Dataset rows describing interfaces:
___
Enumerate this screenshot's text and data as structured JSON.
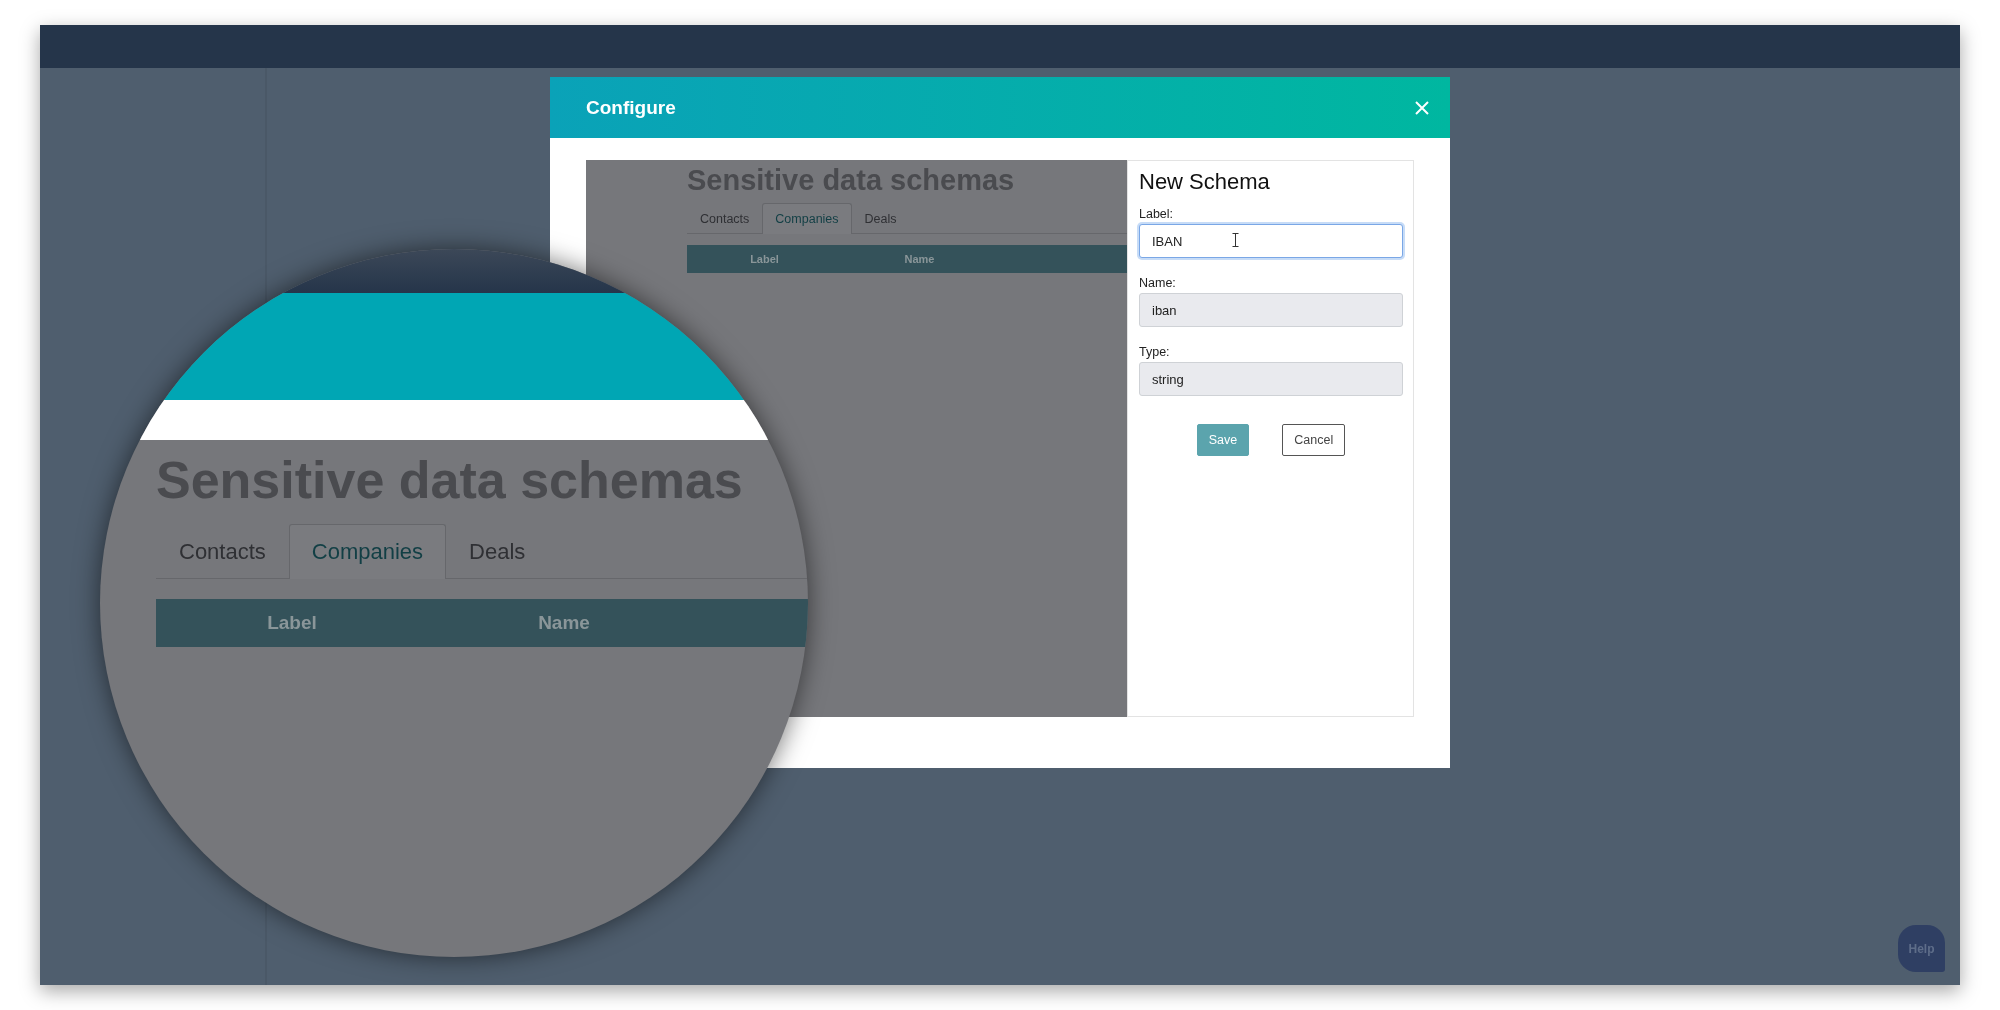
{
  "dialog": {
    "title": "Configure",
    "preview": {
      "title": "Sensitive data schemas",
      "tabs": [
        {
          "label": "Contacts",
          "selected": false
        },
        {
          "label": "Companies",
          "selected": true
        },
        {
          "label": "Deals",
          "selected": false
        }
      ],
      "columns": [
        "Label",
        "Name"
      ]
    },
    "form": {
      "title": "New Schema",
      "fields": [
        {
          "label": "Label:",
          "value": "IBAN",
          "focused": true,
          "readonly": false
        },
        {
          "label": "Name:",
          "value": "iban",
          "focused": false,
          "readonly": true
        },
        {
          "label": "Type:",
          "value": "string",
          "focused": false,
          "readonly": true
        }
      ],
      "buttons": [
        {
          "label": "Save",
          "kind": "primary"
        },
        {
          "label": "Cancel",
          "kind": "secondary"
        }
      ]
    }
  },
  "magnifier": {
    "title": "Sensitive data schemas",
    "tabs": [
      {
        "label": "Contacts",
        "selected": false
      },
      {
        "label": "Companies",
        "selected": true
      },
      {
        "label": "Deals",
        "selected": false
      }
    ],
    "columns": [
      "Label",
      "Name"
    ]
  },
  "help_button": {
    "label": "Help"
  }
}
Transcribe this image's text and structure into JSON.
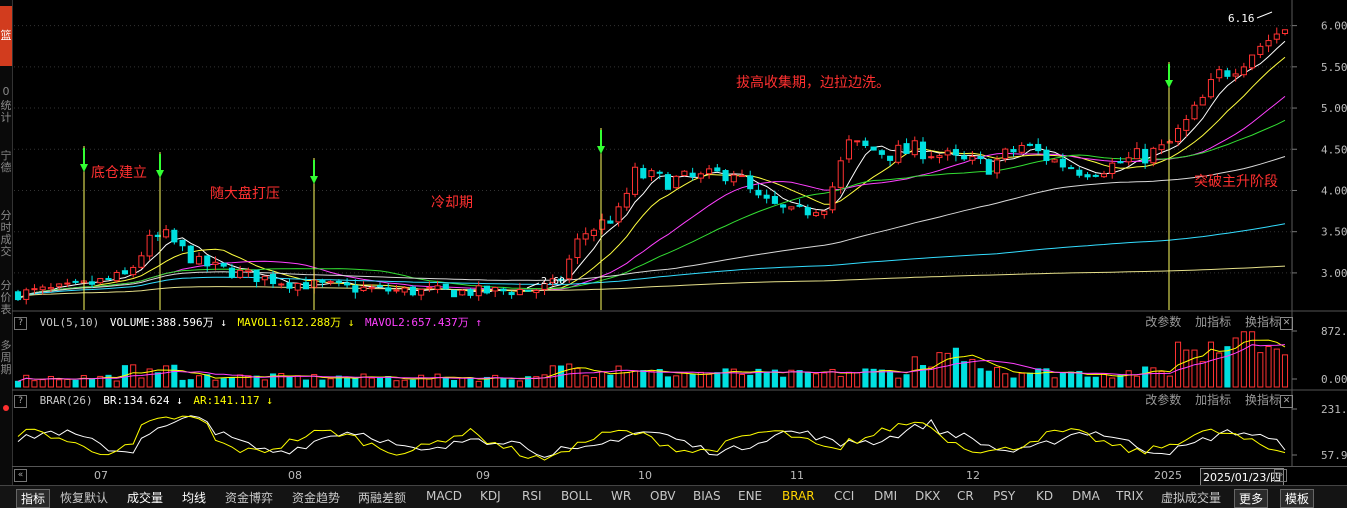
{
  "chart_data": [
    {
      "type": "candlestick",
      "x_ticks": [
        "07",
        "08",
        "09",
        "10",
        "11",
        "12",
        "2025"
      ],
      "y_ticks": [
        3.0,
        3.5,
        4.0,
        4.5,
        5.0,
        5.5,
        6.0
      ],
      "ylim": [
        2.55,
        6.25
      ],
      "high_label": "6.16",
      "low_label": "2.60",
      "moving_averages": [
        "white",
        "yellow",
        "magenta",
        "green",
        "light-gray",
        "cyan",
        "khaki"
      ],
      "annotations": [
        "底仓建立",
        "随大盘打压",
        "冷却期",
        "拔高收集期，边拉边洗。",
        "突破主升阶段"
      ]
    },
    {
      "type": "bar",
      "name": "VOL(5,10)",
      "readout": {
        "volume": "VOLUME:388.596万",
        "mavol1": "MAVOL1:612.288万",
        "mavol2": "MAVOL2:657.437万"
      },
      "y_ticks": [
        "872.00",
        "0.00"
      ],
      "ylim": [
        0,
        872
      ]
    },
    {
      "type": "line",
      "name": "BRAR(26)",
      "readout": {
        "br": "BR:134.624",
        "ar": "AR:141.117"
      },
      "y_ticks": [
        "231.25",
        "57.92"
      ],
      "ylim": [
        57.92,
        231.25
      ]
    }
  ],
  "panel_links": {
    "params": "改参数",
    "add": "加指标",
    "switch": "换指标",
    "close": "✕"
  },
  "arrows": {
    "down": "↓",
    "up": "↑"
  },
  "help": "?",
  "left_tabs": [
    "篮",
    "0",
    "统计",
    "宁德",
    "分时成交",
    "分价表",
    "多周期"
  ],
  "xaxis": {
    "date": "2025/01/23/四",
    "prev": "«",
    "next": "»"
  },
  "bottom_tabs": [
    "指标",
    "恢复默认",
    "成交量",
    "均线",
    "资金博弈",
    "资金趋势",
    "两融差额",
    "MACD",
    "KDJ",
    "RSI",
    "BOLL",
    "WR",
    "OBV",
    "BIAS",
    "ENE",
    "BRAR",
    "CCI",
    "DMI",
    "DKX",
    "CR",
    "PSY",
    "KD",
    "DMA",
    "TRIX",
    "虚拟成交量",
    "更多",
    "模板"
  ],
  "colors": {
    "up": "#ff3232",
    "down": "#00e0e0",
    "mavol1": "#ffff00",
    "mavol2": "#ff40ff",
    "br": "#ffffff",
    "ar": "#ffff00",
    "marker": "#ffff60",
    "arrow": "#33ff33"
  }
}
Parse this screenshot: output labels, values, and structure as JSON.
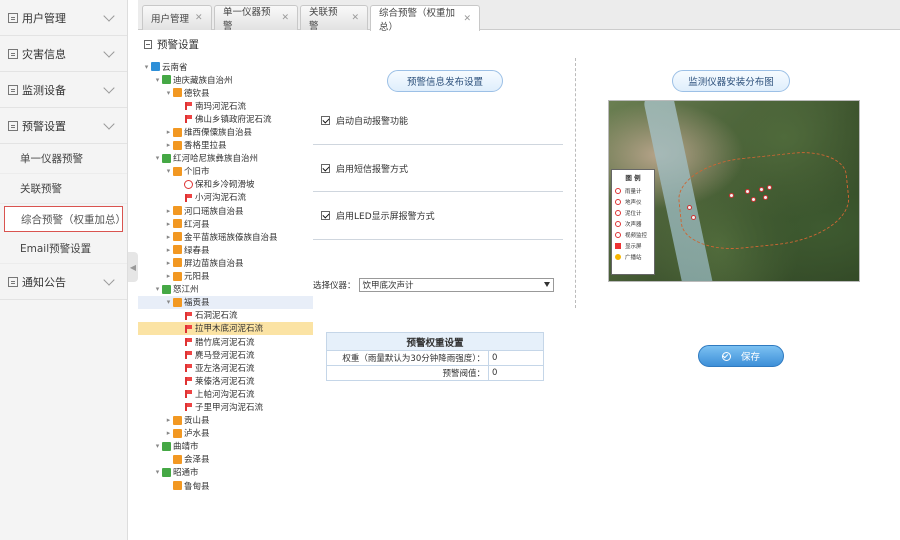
{
  "sidebar": {
    "menus": [
      {
        "label": "用户管理"
      },
      {
        "label": "灾害信息"
      },
      {
        "label": "监测设备"
      },
      {
        "label": "预警设置",
        "sub": [
          {
            "label": "单一仪器预警"
          },
          {
            "label": "关联预警"
          },
          {
            "label": "综合预警（权重加总）",
            "active": true
          },
          {
            "label": "Email预警设置"
          }
        ]
      },
      {
        "label": "通知公告"
      }
    ]
  },
  "tabs": [
    {
      "label": "用户管理"
    },
    {
      "label": "单一仪器预警"
    },
    {
      "label": "关联预警"
    },
    {
      "label": "综合预警（权重加总）",
      "active": true
    }
  ],
  "panel": {
    "title": "预警设置"
  },
  "tree": [
    {
      "label": "云南省",
      "icon": "prov",
      "level": 0,
      "toggle": "−"
    },
    {
      "label": "迪庆藏族自治州",
      "icon": "pref",
      "level": 1,
      "toggle": "−"
    },
    {
      "label": "德钦县",
      "icon": "county",
      "level": 2,
      "toggle": "−"
    },
    {
      "label": "南玛河泥石流",
      "icon": "flag",
      "level": 3
    },
    {
      "label": "佛山乡镇政府泥石流",
      "icon": "flag",
      "level": 3
    },
    {
      "label": "维西傈僳族自治县",
      "icon": "county",
      "level": 2,
      "toggle": "+"
    },
    {
      "label": "香格里拉县",
      "icon": "county",
      "level": 2,
      "toggle": "+"
    },
    {
      "label": "红河哈尼族彝族自治州",
      "icon": "pref",
      "level": 1,
      "toggle": "−"
    },
    {
      "label": "个旧市",
      "icon": "county",
      "level": 2,
      "toggle": "−"
    },
    {
      "label": "保和乡冷砌滑坡",
      "icon": "ring",
      "level": 3
    },
    {
      "label": "小河沟泥石流",
      "icon": "flag",
      "level": 3
    },
    {
      "label": "河口瑶族自治县",
      "icon": "county",
      "level": 2,
      "toggle": "+"
    },
    {
      "label": "红河县",
      "icon": "county",
      "level": 2,
      "toggle": "+"
    },
    {
      "label": "金平苗族瑶族傣族自治县",
      "icon": "county",
      "level": 2,
      "toggle": "+"
    },
    {
      "label": "绿春县",
      "icon": "county",
      "level": 2,
      "toggle": "+"
    },
    {
      "label": "屏边苗族自治县",
      "icon": "county",
      "level": 2,
      "toggle": "+"
    },
    {
      "label": "元阳县",
      "icon": "county",
      "level": 2,
      "toggle": "+"
    },
    {
      "label": "怒江州",
      "icon": "pref",
      "level": 1,
      "toggle": "−"
    },
    {
      "label": "福贡县",
      "icon": "county",
      "level": 2,
      "toggle": "−",
      "state": "hover"
    },
    {
      "label": "石洞泥石流",
      "icon": "flag",
      "level": 3
    },
    {
      "label": "拉甲木底河泥石流",
      "icon": "flag",
      "level": 3,
      "state": "selected"
    },
    {
      "label": "腊竹底河泥石流",
      "icon": "flag",
      "level": 3
    },
    {
      "label": "麂马登河泥石流",
      "icon": "flag",
      "level": 3
    },
    {
      "label": "亚左洛河泥石流",
      "icon": "flag",
      "level": 3
    },
    {
      "label": "莱傣洛河泥石流",
      "icon": "flag",
      "level": 3
    },
    {
      "label": "上帕河沟泥石流",
      "icon": "flag",
      "level": 3
    },
    {
      "label": "子里甲河沟泥石流",
      "icon": "flag",
      "level": 3
    },
    {
      "label": "贡山县",
      "icon": "county",
      "level": 2,
      "toggle": "+"
    },
    {
      "label": "泸水县",
      "icon": "county",
      "level": 2,
      "toggle": "+"
    },
    {
      "label": "曲靖市",
      "icon": "pref",
      "level": 1,
      "toggle": "−"
    },
    {
      "label": "会泽县",
      "icon": "county",
      "level": 2
    },
    {
      "label": "昭通市",
      "icon": "pref",
      "level": 1,
      "toggle": "−"
    },
    {
      "label": "鲁甸县",
      "icon": "county",
      "level": 2
    }
  ],
  "warning_settings": {
    "header": "预警信息发布设置",
    "options": [
      {
        "label": "启动自动报警功能",
        "checked": true
      },
      {
        "label": "启用短信报警方式",
        "checked": true
      },
      {
        "label": "启用LED显示屏报警方式",
        "checked": true
      }
    ],
    "instrument_label": "选择仪器：",
    "instrument_value": "饮甲底次声计"
  },
  "weight_table": {
    "title": "预警权重设置",
    "rows": [
      {
        "label": "权重（雨量默认为30分钟降雨强度）：",
        "value": "0"
      },
      {
        "label": "预警阀值：",
        "value": "0"
      }
    ]
  },
  "save_label": "保存",
  "map_section": {
    "header": "监测仪器安装分布图",
    "legend_title": "图 例",
    "legend_items": [
      "雨量计",
      "地声仪",
      "泥位计",
      "次声器",
      "视频监控",
      "显示屏",
      "广播站"
    ]
  }
}
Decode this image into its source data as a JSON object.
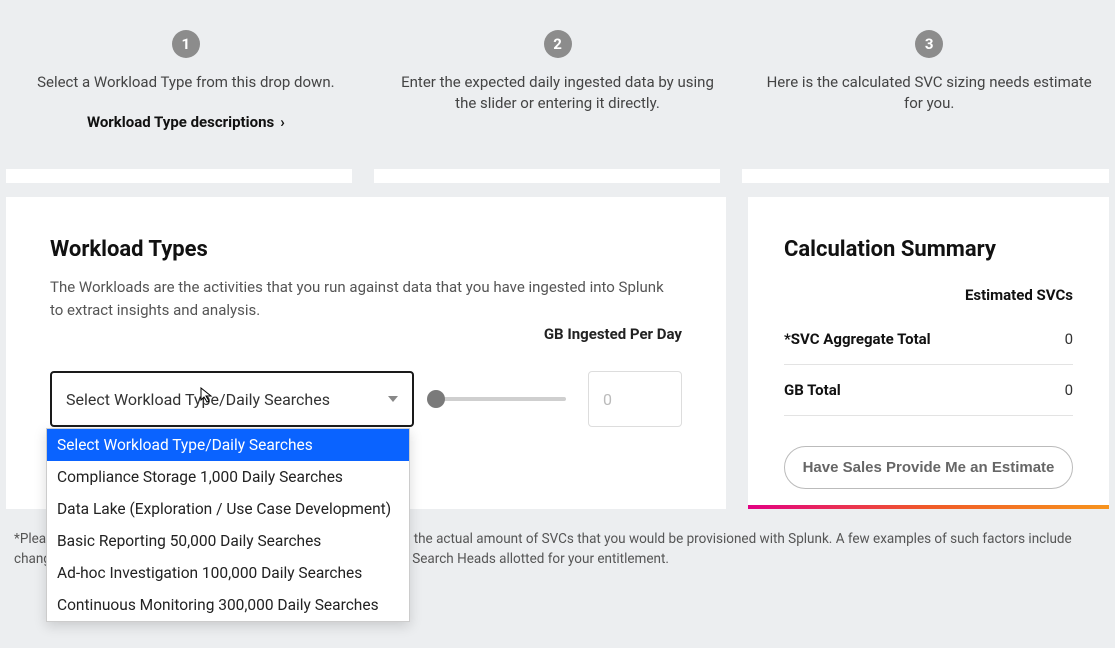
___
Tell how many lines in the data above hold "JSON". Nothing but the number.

4